> **What the task asks**
Please print all of the entries, matching them exactly.

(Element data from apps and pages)
════════════════════

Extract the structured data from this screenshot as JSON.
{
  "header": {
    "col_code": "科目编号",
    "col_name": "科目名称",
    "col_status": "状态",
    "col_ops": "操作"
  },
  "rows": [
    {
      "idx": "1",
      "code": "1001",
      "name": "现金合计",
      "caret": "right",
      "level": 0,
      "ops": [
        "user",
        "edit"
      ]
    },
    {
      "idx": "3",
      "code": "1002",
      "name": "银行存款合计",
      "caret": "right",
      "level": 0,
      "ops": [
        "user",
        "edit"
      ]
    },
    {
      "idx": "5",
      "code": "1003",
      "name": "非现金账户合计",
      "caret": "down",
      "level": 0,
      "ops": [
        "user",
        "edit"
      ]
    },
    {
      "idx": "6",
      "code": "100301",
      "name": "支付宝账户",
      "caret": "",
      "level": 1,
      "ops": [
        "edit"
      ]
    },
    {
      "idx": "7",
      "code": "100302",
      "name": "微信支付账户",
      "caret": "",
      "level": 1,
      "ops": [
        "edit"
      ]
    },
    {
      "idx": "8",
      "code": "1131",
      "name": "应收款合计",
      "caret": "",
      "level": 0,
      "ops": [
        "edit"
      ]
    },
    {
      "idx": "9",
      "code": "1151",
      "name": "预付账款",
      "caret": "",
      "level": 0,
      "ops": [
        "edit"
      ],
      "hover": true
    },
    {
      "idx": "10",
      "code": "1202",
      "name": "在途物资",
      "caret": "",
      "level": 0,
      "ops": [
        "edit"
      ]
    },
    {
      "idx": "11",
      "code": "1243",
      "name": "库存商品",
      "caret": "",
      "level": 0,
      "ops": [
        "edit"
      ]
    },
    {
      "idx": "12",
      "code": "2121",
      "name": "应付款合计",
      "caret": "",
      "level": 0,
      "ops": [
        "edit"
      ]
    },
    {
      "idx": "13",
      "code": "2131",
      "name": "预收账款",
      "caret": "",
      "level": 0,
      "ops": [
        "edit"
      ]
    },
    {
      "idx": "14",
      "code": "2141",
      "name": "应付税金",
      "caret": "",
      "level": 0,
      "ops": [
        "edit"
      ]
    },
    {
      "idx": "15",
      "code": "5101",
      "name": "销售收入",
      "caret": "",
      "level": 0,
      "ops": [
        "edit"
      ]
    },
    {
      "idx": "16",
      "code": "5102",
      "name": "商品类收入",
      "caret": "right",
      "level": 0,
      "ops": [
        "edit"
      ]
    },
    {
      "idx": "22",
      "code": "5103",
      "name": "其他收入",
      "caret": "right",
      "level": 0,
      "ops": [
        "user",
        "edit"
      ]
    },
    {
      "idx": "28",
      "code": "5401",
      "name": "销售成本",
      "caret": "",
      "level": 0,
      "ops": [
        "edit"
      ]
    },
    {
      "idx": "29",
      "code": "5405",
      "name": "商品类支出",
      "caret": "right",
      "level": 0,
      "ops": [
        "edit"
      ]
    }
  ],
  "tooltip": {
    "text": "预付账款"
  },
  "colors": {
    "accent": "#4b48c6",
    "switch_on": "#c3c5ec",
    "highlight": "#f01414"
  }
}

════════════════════

> **Written answer**
Extract the structured data from this screenshot as JSON.
{
  "header": {
    "col_code": "科目编号",
    "col_name": "科目名称",
    "col_status": "状态",
    "col_ops": "操作"
  },
  "rows": [
    {
      "idx": "1",
      "code": "1001",
      "name": "现金合计",
      "caret": "right",
      "level": 0,
      "ops": [
        "user",
        "edit"
      ]
    },
    {
      "idx": "3",
      "code": "1002",
      "name": "银行存款合计",
      "caret": "right",
      "level": 0,
      "ops": [
        "user",
        "edit"
      ]
    },
    {
      "idx": "5",
      "code": "1003",
      "name": "非现金账户合计",
      "caret": "down",
      "level": 0,
      "ops": [
        "user",
        "edit"
      ]
    },
    {
      "idx": "6",
      "code": "100301",
      "name": "支付宝账户",
      "caret": "",
      "level": 1,
      "ops": [
        "edit"
      ]
    },
    {
      "idx": "7",
      "code": "100302",
      "name": "微信支付账户",
      "caret": "",
      "level": 1,
      "ops": [
        "edit"
      ]
    },
    {
      "idx": "8",
      "code": "1131",
      "name": "应收款合计",
      "caret": "",
      "level": 0,
      "ops": [
        "edit"
      ]
    },
    {
      "idx": "9",
      "code": "1151",
      "name": "预付账款",
      "caret": "",
      "level": 0,
      "ops": [
        "edit"
      ],
      "hover": true
    },
    {
      "idx": "10",
      "code": "1202",
      "name": "在途物资",
      "caret": "",
      "level": 0,
      "ops": [
        "edit"
      ]
    },
    {
      "idx": "11",
      "code": "1243",
      "name": "库存商品",
      "caret": "",
      "level": 0,
      "ops": [
        "edit"
      ]
    },
    {
      "idx": "12",
      "code": "2121",
      "name": "应付款合计",
      "caret": "",
      "level": 0,
      "ops": [
        "edit"
      ]
    },
    {
      "idx": "13",
      "code": "2131",
      "name": "预收账款",
      "caret": "",
      "level": 0,
      "ops": [
        "edit"
      ]
    },
    {
      "idx": "14",
      "code": "2141",
      "name": "应付税金",
      "caret": "",
      "level": 0,
      "ops": [
        "edit"
      ]
    },
    {
      "idx": "15",
      "code": "5101",
      "name": "销售收入",
      "caret": "",
      "level": 0,
      "ops": [
        "edit"
      ]
    },
    {
      "idx": "16",
      "code": "5102",
      "name": "商品类收入",
      "caret": "right",
      "level": 0,
      "ops": [
        "edit"
      ]
    },
    {
      "idx": "22",
      "code": "5103",
      "name": "其他收入",
      "caret": "right",
      "level": 0,
      "ops": [
        "user",
        "edit"
      ]
    },
    {
      "idx": "28",
      "code": "5401",
      "name": "销售成本",
      "caret": "",
      "level": 0,
      "ops": [
        "edit"
      ]
    },
    {
      "idx": "29",
      "code": "5405",
      "name": "商品类支出",
      "caret": "right",
      "level": 0,
      "ops": [
        "edit"
      ]
    }
  ],
  "tooltip": {
    "text": "预付账款"
  },
  "colors": {
    "accent": "#4b48c6",
    "switch_on": "#c3c5ec",
    "highlight": "#f01414"
  }
}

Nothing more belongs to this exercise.